A grizzly fends off ravens from a bison carcass in Grand Teton National Park.
This photo was originally published in “Yellowstone: Wild Heart of a Continent” in May 2016.
Wildlife photographers know that getting a perfect image of an animal requires skill, yes, but also an incredible amount of luck. The subjects often don’t cooperate, and if they do, the light, weather, and field conditions have to align—usually just long enough for a single frame.
National Geographic published thousands of images of wildlife in print and online in 2016. Our favorites were the ones that captured a vulnerable animal at a vulnerable moment.
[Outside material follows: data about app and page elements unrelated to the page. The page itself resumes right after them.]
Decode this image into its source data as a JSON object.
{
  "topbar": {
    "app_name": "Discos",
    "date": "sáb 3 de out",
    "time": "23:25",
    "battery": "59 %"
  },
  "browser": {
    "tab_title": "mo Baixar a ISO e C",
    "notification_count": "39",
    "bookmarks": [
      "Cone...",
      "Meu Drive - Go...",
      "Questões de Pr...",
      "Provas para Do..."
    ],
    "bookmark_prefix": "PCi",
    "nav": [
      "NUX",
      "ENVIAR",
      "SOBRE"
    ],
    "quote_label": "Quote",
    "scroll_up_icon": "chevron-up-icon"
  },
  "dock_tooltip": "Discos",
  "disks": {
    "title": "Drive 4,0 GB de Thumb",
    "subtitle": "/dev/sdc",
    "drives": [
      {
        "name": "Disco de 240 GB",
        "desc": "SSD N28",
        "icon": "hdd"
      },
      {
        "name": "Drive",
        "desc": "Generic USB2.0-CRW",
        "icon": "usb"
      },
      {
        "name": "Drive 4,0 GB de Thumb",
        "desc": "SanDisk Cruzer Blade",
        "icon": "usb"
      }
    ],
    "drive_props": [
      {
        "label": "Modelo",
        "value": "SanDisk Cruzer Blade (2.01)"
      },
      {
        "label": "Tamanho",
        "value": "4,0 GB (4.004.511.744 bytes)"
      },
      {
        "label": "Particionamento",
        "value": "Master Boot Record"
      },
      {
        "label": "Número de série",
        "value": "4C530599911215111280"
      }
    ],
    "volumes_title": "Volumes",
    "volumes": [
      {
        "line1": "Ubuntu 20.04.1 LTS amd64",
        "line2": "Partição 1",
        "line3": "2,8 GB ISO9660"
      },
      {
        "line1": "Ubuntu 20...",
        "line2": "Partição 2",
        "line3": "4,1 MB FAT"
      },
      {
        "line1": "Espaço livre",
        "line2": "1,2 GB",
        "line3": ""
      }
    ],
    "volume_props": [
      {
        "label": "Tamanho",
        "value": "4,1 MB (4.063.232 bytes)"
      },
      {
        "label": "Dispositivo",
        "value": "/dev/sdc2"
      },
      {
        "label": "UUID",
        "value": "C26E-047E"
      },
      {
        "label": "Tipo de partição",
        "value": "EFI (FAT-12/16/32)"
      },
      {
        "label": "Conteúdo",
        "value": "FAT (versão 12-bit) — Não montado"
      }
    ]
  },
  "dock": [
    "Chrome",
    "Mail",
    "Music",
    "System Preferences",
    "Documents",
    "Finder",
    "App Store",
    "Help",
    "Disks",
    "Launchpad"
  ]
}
Two National Geographic photographers, Charlie Hamilton James and Tim Laman, were named Wildlife Photographers of the Year by the Natural History Museum in London for their work photographing threatened orangutans in Borneo (Laman) and dwindling vulture populations across Africa (James). Joel Sartore’s Photo Ark portrait series continues to add new species to the photographic record of life on Earth.
What makes a successful wildlife image? “So much of it is context and environment,” says photo editor Jehan Jillani, who curated this final edit of 20 images. “A lot of these are endangered or at risk animals, so the best photos demonstrate in one frame why they’re worth attention." Or in other words, showing in a single shot what makes them special.